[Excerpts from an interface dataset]
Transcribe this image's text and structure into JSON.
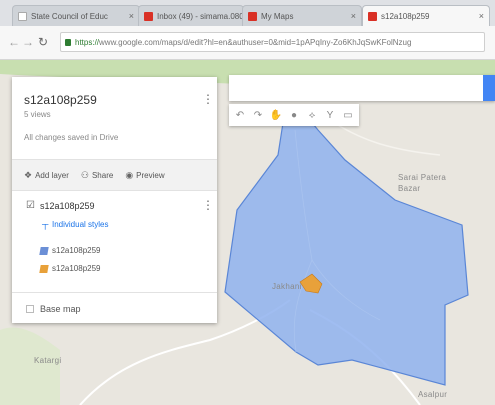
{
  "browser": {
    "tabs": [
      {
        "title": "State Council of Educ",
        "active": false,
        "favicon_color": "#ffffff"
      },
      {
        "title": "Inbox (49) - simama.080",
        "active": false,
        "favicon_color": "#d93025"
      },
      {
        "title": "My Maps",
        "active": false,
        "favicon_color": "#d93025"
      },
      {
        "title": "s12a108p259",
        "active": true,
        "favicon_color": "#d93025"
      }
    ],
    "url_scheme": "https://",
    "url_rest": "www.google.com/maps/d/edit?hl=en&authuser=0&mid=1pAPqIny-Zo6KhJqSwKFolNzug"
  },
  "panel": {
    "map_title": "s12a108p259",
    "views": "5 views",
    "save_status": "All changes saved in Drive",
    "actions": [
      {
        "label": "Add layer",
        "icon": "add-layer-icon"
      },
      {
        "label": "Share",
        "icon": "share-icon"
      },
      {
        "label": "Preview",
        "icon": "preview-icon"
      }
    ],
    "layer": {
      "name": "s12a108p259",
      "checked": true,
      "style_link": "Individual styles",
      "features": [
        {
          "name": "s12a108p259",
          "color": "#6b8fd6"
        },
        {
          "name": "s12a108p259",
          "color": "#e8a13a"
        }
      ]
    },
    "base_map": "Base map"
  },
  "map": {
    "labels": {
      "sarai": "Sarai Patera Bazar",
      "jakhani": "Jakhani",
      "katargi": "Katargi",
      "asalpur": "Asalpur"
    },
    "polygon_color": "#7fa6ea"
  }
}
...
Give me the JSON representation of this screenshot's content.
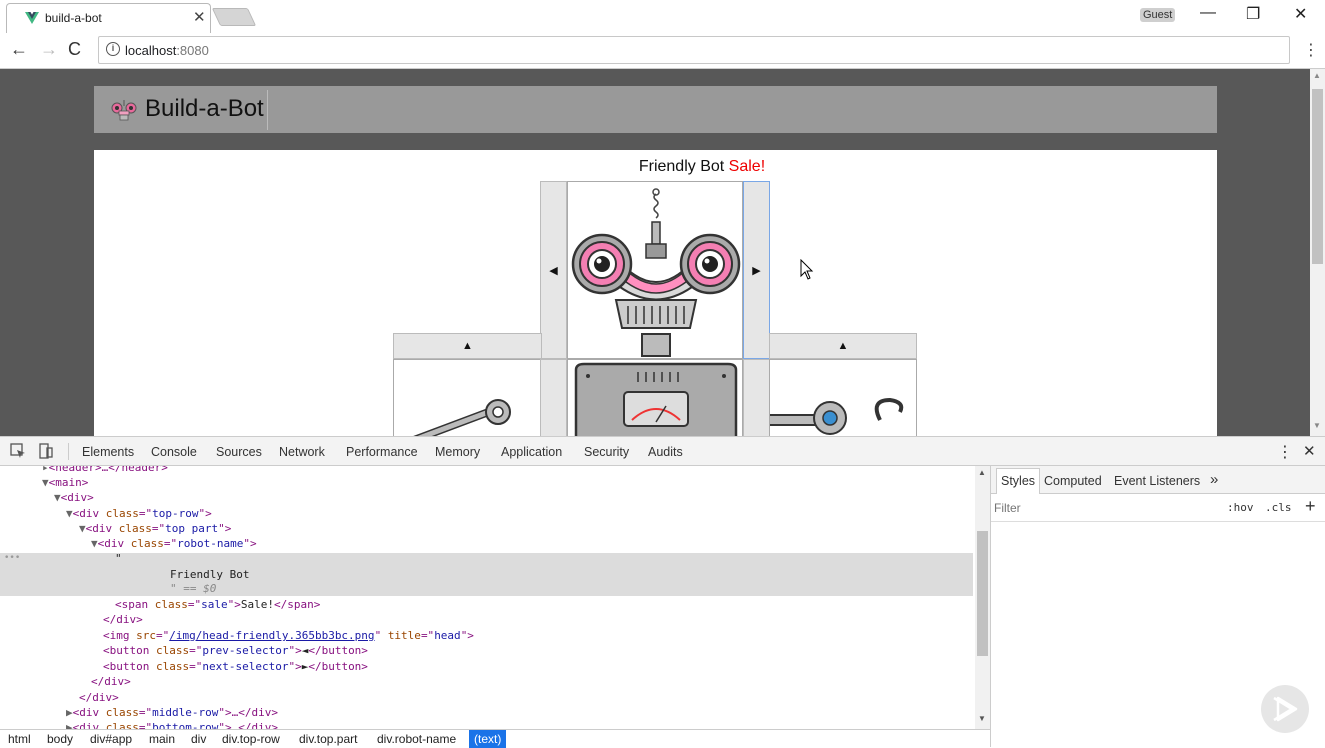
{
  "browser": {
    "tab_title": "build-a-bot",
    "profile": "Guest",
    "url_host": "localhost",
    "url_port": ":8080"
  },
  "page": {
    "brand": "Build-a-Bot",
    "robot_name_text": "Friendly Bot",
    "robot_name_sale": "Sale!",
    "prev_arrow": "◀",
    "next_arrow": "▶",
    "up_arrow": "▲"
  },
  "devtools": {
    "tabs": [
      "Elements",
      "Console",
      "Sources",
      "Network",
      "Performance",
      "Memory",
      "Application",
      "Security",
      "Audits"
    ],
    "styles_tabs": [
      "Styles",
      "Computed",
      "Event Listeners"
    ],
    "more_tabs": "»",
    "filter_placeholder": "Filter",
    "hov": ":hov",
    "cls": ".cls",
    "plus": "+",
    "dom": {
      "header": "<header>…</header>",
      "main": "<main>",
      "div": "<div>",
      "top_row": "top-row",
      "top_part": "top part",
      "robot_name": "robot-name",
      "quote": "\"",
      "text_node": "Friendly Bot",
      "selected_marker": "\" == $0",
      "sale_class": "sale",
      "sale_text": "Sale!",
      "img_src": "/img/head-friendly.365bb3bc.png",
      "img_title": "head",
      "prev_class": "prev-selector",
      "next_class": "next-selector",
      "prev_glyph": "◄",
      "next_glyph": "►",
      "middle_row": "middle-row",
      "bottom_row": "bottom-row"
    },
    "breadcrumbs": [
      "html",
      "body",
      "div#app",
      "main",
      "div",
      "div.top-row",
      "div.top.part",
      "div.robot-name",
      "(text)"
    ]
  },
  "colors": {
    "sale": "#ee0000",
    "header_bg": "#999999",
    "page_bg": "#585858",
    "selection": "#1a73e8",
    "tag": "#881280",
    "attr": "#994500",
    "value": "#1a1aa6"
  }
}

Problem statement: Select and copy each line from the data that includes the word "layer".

Output of the task:
        "label": "Add layer",
        "icon": "add-layer-icon"
    "layer": {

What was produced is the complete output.